#### Records for this exercise
*** Begin section ***

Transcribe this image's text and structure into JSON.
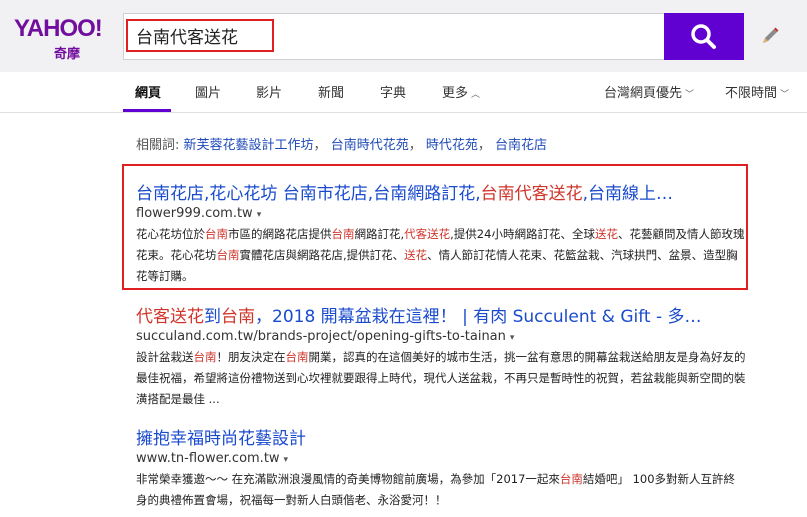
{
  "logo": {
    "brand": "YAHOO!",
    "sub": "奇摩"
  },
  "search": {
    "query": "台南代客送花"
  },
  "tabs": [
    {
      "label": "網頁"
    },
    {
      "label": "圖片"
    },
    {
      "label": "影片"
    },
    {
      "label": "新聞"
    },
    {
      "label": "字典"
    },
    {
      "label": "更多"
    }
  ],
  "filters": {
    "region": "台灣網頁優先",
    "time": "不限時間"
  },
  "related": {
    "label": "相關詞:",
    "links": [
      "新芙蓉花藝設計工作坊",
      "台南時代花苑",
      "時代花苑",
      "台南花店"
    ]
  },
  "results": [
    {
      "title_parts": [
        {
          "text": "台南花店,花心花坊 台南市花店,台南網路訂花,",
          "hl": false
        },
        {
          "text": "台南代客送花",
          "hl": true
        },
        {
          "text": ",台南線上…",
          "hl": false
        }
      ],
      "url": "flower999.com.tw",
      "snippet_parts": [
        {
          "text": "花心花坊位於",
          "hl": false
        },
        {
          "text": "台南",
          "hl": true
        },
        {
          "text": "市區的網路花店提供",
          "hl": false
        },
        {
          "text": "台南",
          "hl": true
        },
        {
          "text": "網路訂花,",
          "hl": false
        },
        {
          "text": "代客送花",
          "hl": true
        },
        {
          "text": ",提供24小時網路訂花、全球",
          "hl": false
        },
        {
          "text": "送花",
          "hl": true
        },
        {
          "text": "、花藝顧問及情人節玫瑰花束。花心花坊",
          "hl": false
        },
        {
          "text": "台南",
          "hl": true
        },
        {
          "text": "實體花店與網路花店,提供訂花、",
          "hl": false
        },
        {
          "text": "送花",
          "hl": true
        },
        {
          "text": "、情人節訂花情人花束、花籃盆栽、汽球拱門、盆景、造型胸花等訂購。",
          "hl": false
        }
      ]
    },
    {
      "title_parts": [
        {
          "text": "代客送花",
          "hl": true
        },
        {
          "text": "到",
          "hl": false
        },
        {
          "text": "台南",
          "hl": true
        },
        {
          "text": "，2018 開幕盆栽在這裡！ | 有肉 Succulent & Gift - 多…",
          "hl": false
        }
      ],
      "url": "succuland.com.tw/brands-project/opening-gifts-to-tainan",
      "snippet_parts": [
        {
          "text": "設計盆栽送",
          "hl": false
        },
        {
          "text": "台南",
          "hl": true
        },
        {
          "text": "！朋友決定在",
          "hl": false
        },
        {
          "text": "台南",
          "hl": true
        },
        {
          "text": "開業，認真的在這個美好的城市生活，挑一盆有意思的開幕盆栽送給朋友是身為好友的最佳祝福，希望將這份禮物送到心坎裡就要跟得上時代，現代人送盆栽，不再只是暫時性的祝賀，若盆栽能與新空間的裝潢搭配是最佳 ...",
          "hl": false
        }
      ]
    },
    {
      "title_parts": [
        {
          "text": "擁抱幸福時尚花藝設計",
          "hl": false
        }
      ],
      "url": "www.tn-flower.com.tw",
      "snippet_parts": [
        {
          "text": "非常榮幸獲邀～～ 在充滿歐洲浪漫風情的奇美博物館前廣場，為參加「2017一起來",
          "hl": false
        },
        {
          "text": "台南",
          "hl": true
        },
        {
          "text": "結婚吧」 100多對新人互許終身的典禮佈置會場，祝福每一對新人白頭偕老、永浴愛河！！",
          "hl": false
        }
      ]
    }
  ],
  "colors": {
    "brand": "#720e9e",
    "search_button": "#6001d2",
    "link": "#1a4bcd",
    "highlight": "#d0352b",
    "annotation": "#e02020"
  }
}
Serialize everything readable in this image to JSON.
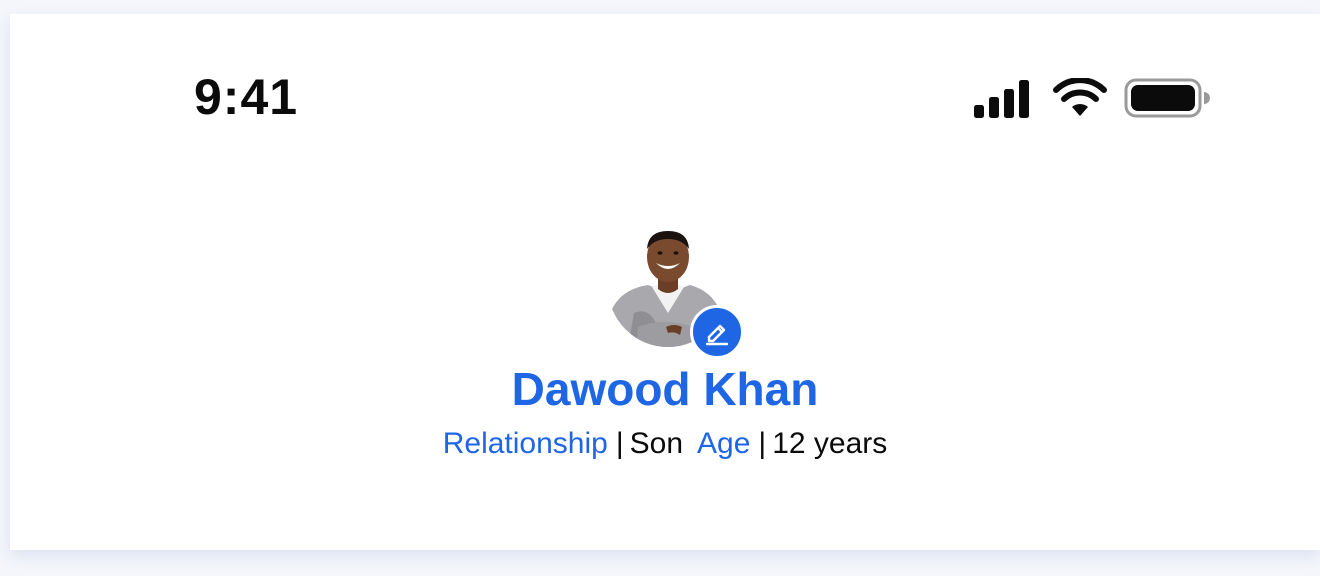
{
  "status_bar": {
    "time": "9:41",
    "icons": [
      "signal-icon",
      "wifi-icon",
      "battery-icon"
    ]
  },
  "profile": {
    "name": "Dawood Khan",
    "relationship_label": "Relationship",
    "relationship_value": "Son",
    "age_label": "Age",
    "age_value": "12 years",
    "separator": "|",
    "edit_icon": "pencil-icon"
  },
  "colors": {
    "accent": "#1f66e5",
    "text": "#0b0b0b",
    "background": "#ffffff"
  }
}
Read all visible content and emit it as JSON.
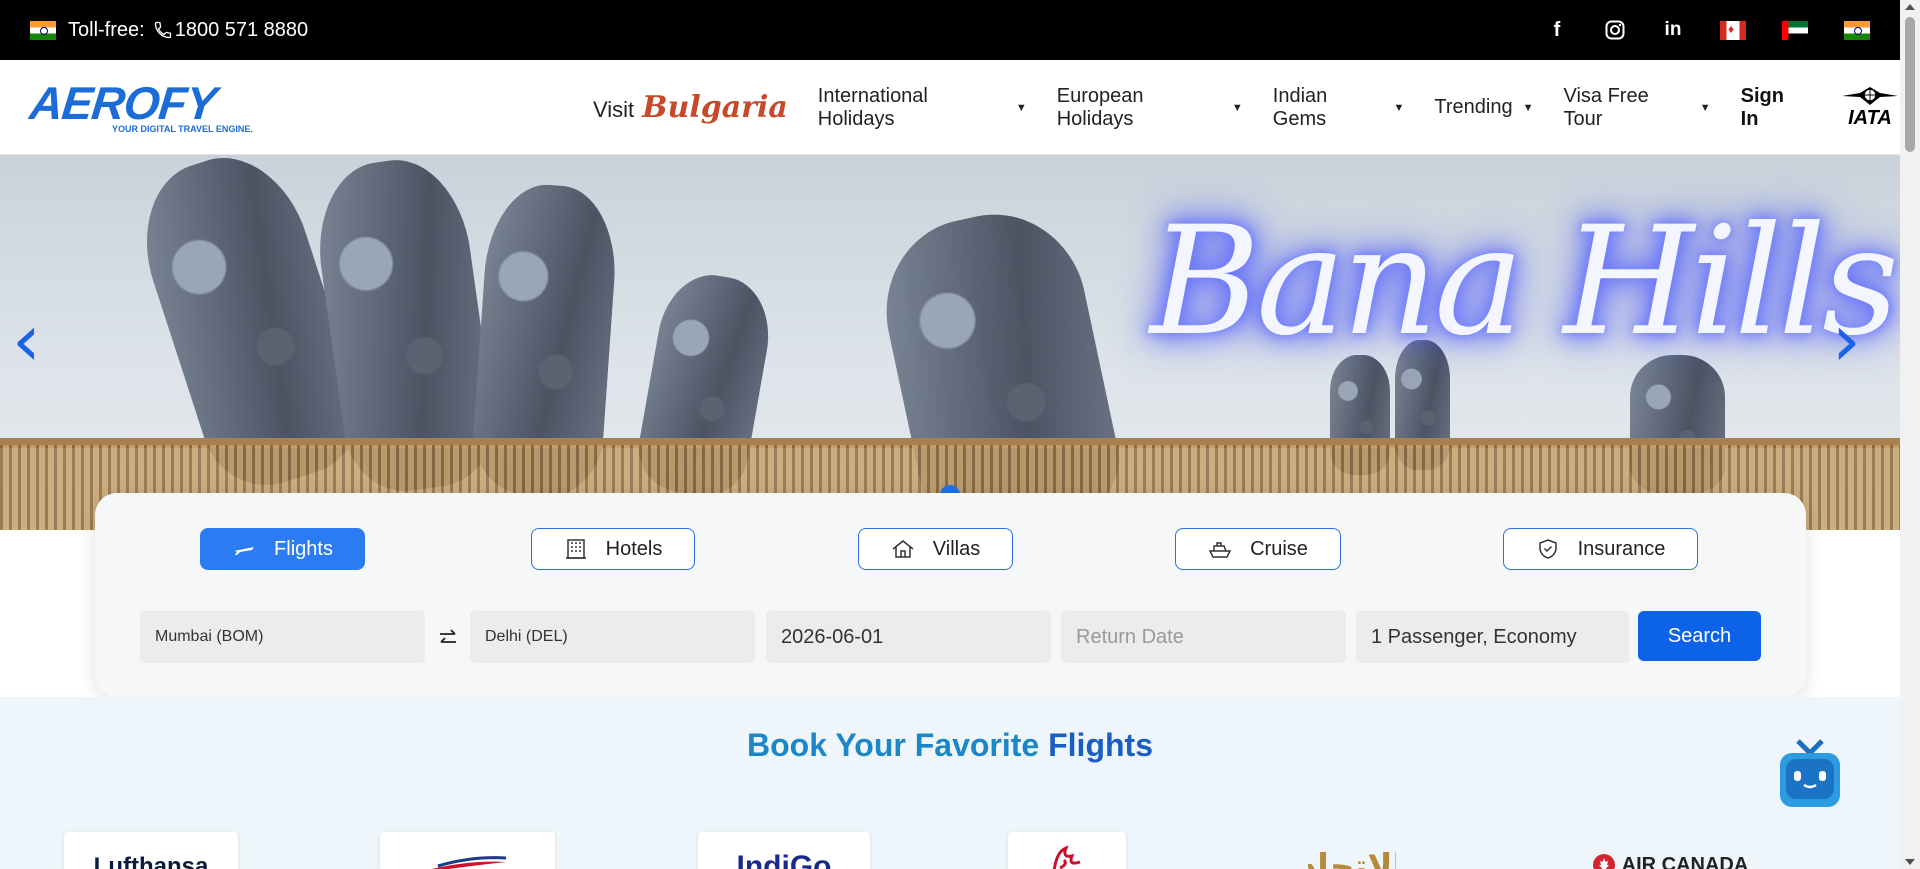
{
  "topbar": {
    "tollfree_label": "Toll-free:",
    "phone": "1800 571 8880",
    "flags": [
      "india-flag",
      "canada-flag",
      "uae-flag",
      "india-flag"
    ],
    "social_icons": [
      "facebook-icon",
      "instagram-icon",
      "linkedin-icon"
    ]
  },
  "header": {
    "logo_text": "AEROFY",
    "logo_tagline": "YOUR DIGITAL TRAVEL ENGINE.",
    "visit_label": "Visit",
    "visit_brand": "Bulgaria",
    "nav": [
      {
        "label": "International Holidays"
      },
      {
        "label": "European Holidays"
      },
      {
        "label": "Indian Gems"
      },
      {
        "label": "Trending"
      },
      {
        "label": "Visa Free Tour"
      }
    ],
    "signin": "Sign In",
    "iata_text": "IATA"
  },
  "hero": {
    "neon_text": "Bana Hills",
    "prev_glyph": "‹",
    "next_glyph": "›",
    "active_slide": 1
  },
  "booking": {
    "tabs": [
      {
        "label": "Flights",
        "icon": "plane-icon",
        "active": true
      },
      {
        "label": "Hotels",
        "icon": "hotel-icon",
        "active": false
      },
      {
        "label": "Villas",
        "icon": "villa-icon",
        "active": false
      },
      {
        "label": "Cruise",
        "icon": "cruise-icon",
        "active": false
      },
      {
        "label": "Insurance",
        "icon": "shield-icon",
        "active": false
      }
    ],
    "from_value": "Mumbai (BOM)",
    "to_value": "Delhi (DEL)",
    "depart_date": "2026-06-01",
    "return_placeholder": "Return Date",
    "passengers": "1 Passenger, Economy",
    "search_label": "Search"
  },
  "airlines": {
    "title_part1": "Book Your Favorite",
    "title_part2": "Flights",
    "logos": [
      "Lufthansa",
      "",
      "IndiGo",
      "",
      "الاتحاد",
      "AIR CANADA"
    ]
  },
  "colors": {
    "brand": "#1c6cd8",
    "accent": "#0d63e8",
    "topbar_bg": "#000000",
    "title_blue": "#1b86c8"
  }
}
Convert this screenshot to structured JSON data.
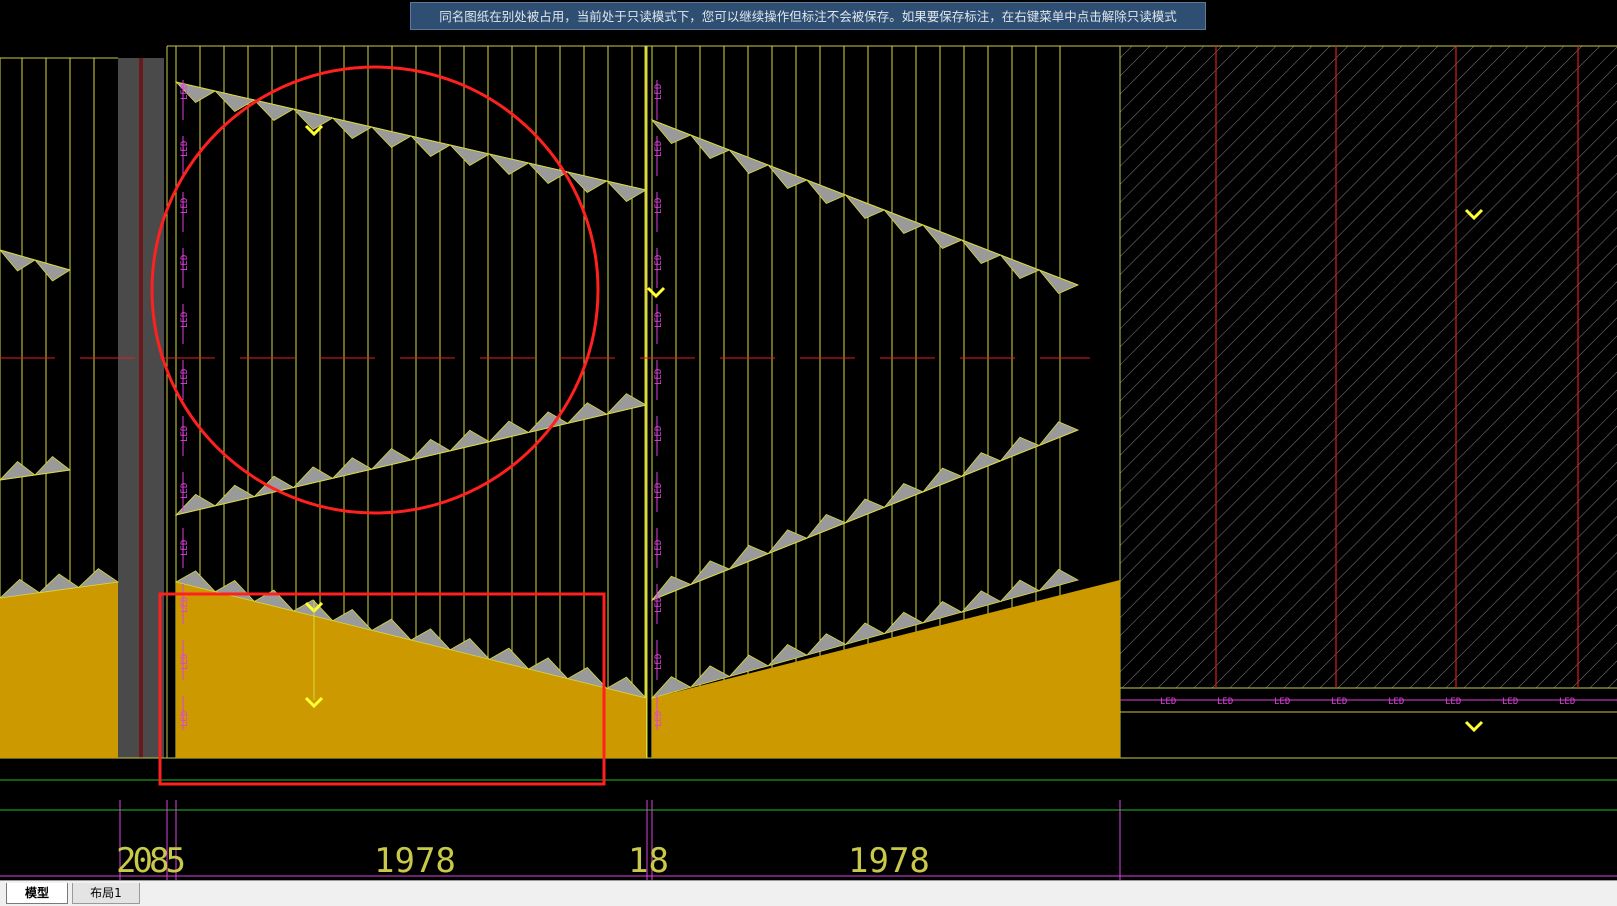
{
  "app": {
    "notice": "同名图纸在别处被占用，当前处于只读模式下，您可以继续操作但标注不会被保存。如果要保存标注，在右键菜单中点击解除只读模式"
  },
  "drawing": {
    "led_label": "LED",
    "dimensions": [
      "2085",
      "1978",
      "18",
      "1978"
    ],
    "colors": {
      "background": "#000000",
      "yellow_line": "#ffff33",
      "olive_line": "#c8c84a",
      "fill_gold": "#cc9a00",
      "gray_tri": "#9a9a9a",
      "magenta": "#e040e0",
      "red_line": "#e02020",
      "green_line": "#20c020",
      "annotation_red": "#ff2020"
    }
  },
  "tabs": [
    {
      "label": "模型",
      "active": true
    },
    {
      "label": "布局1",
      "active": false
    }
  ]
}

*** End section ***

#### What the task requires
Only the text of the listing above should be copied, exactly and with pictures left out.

#### Worked solution
Transcribe this image's text and structure into JSON.
{
  "logo": {
    "brand": "YAHOO!",
    "sub": "奇摩"
  },
  "search": {
    "query": "台南代客送花"
  },
  "tabs": [
    {
      "label": "網頁"
    },
    {
      "label": "圖片"
    },
    {
      "label": "影片"
    },
    {
      "label": "新聞"
    },
    {
      "label": "字典"
    },
    {
      "label": "更多"
    }
  ],
  "filters": {
    "region": "台灣網頁優先",
    "time": "不限時間"
  },
  "related": {
    "label": "相關詞:",
    "links": [
      "新芙蓉花藝設計工作坊",
      "台南時代花苑",
      "時代花苑",
      "台南花店"
    ]
  },
  "results": [
    {
      "title_parts": [
        {
          "text": "台南花店,花心花坊 台南市花店,台南網路訂花,",
          "hl": false
        },
        {
          "text": "台南代客送花",
          "hl": true
        },
        {
          "text": ",台南線上…",
          "hl": false
        }
      ],
      "url": "flower999.com.tw",
      "snippet_parts": [
        {
          "text": "花心花坊位於",
          "hl": false
        },
        {
          "text": "台南",
          "hl": true
        },
        {
          "text": "市區的網路花店提供",
          "hl": false
        },
        {
          "text": "台南",
          "hl": true
        },
        {
          "text": "網路訂花,",
          "hl": false
        },
        {
          "text": "代客送花",
          "hl": true
        },
        {
          "text": ",提供24小時網路訂花、全球",
          "hl": false
        },
        {
          "text": "送花",
          "hl": true
        },
        {
          "text": "、花藝顧問及情人節玫瑰花束。花心花坊",
          "hl": false
        },
        {
          "text": "台南",
          "hl": true
        },
        {
          "text": "實體花店與網路花店,提供訂花、",
          "hl": false
        },
        {
          "text": "送花",
          "hl": true
        },
        {
          "text": "、情人節訂花情人花束、花籃盆栽、汽球拱門、盆景、造型胸花等訂購。",
          "hl": false
        }
      ]
    },
    {
      "title_parts": [
        {
          "text": "代客送花",
          "hl": true
        },
        {
          "text": "到",
          "hl": false
        },
        {
          "text": "台南",
          "hl": true
        },
        {
          "text": "，2018 開幕盆栽在這裡！ | 有肉 Succulent & Gift - 多…",
          "hl": false
        }
      ],
      "url": "succuland.com.tw/brands-project/opening-gifts-to-tainan",
      "snippet_parts": [
        {
          "text": "設計盆栽送",
          "hl": false
        },
        {
          "text": "台南",
          "hl": true
        },
        {
          "text": "！朋友決定在",
          "hl": false
        },
        {
          "text": "台南",
          "hl": true
        },
        {
          "text": "開業，認真的在這個美好的城市生活，挑一盆有意思的開幕盆栽送給朋友是身為好友的最佳祝福，希望將這份禮物送到心坎裡就要跟得上時代，現代人送盆栽，不再只是暫時性的祝賀，若盆栽能與新空間的裝潢搭配是最佳 ...",
          "hl": false
        }
      ]
    },
    {
      "title_parts": [
        {
          "text": "擁抱幸福時尚花藝設計",
          "hl": false
        }
      ],
      "url": "www.tn-flower.com.tw",
      "snippet_parts": [
        {
          "text": "非常榮幸獲邀～～ 在充滿歐洲浪漫風情的奇美博物館前廣場，為參加「2017一起來",
          "hl": false
        },
        {
          "text": "台南",
          "hl": true
        },
        {
          "text": "結婚吧」 100多對新人互許終身的典禮佈置會場，祝福每一對新人白頭偕老、永浴愛河！！",
          "hl": false
        }
      ]
    }
  ],
  "colors": {
    "brand": "#720e9e",
    "search_button": "#6001d2",
    "link": "#1a4bcd",
    "highlight": "#d0352b",
    "annotation": "#e02020"
  }
}
Serialize everything readable in this image to JSON.
{
  "status_bar": {
    "time": "9:41",
    "icons": [
      "signal-icon",
      "wifi-icon",
      "battery-icon"
    ]
  },
  "profile": {
    "name": "Dawood Khan",
    "relationship_label": "Relationship",
    "relationship_value": "Son",
    "age_label": "Age",
    "age_value": "12 years",
    "separator": "|",
    "edit_icon": "pencil-icon"
  },
  "colors": {
    "accent": "#1f66e5",
    "text": "#0b0b0b",
    "background": "#ffffff"
  }
}
Read all visible content and emit it as JSON.
{
  "topbar": {
    "tollfree_label": "Toll-free:",
    "phone": "1800 571 8880",
    "flags": [
      "india-flag",
      "canada-flag",
      "uae-flag",
      "india-flag"
    ],
    "social_icons": [
      "facebook-icon",
      "instagram-icon",
      "linkedin-icon"
    ]
  },
  "header": {
    "logo_text": "AEROFY",
    "logo_tagline": "YOUR DIGITAL TRAVEL ENGINE.",
    "visit_label": "Visit",
    "visit_brand": "Bulgaria",
    "nav": [
      {
        "label": "International Holidays"
      },
      {
        "label": "European Holidays"
      },
      {
        "label": "Indian Gems"
      },
      {
        "label": "Trending"
      },
      {
        "label": "Visa Free Tour"
      }
    ],
    "signin": "Sign In",
    "iata_text": "IATA"
  },
  "hero": {
    "neon_text": "Bana Hills",
    "prev_glyph": "‹",
    "next_glyph": "›",
    "active_slide": 1
  },
  "booking": {
    "tabs": [
      {
        "label": "Flights",
        "icon": "plane-icon",
        "active": true
      },
      {
        "label": "Hotels",
        "icon": "hotel-icon",
        "active": false
      },
      {
        "label": "Villas",
        "icon": "villa-icon",
        "active": false
      },
      {
        "label": "Cruise",
        "icon": "cruise-icon",
        "active": false
      },
      {
        "label": "Insurance",
        "icon": "shield-icon",
        "active": false
      }
    ],
    "from_value": "Mumbai (BOM)",
    "to_value": "Delhi (DEL)",
    "depart_date": "2026-06-01",
    "return_placeholder": "Return Date",
    "passengers": "1 Passenger, Economy",
    "search_label": "Search"
  },
  "airlines": {
    "title_part1": "Book Your Favorite",
    "title_part2": "Flights",
    "logos": [
      "Lufthansa",
      "",
      "IndiGo",
      "",
      "الاتحاد",
      "AIR CANADA"
    ]
  },
  "colors": {
    "brand": "#1c6cd8",
    "accent": "#0d63e8",
    "topbar_bg": "#000000",
    "title_blue": "#1b86c8"
  }
}
Convert this screenshot to structured JSON data.
{
  "app": {
    "notice": "同名图纸在别处被占用，当前处于只读模式下，您可以继续操作但标注不会被保存。如果要保存标注，在右键菜单中点击解除只读模式"
  },
  "drawing": {
    "led_label": "LED",
    "dimensions": [
      "2085",
      "1978",
      "18",
      "1978"
    ],
    "colors": {
      "background": "#000000",
      "yellow_line": "#ffff33",
      "olive_line": "#c8c84a",
      "fill_gold": "#cc9a00",
      "gray_tri": "#9a9a9a",
      "magenta": "#e040e0",
      "red_line": "#e02020",
      "green_line": "#20c020",
      "annotation_red": "#ff2020"
    }
  },
  "tabs": [
    {
      "label": "模型",
      "active": true
    },
    {
      "label": "布局1",
      "active": false
    }
  ]
}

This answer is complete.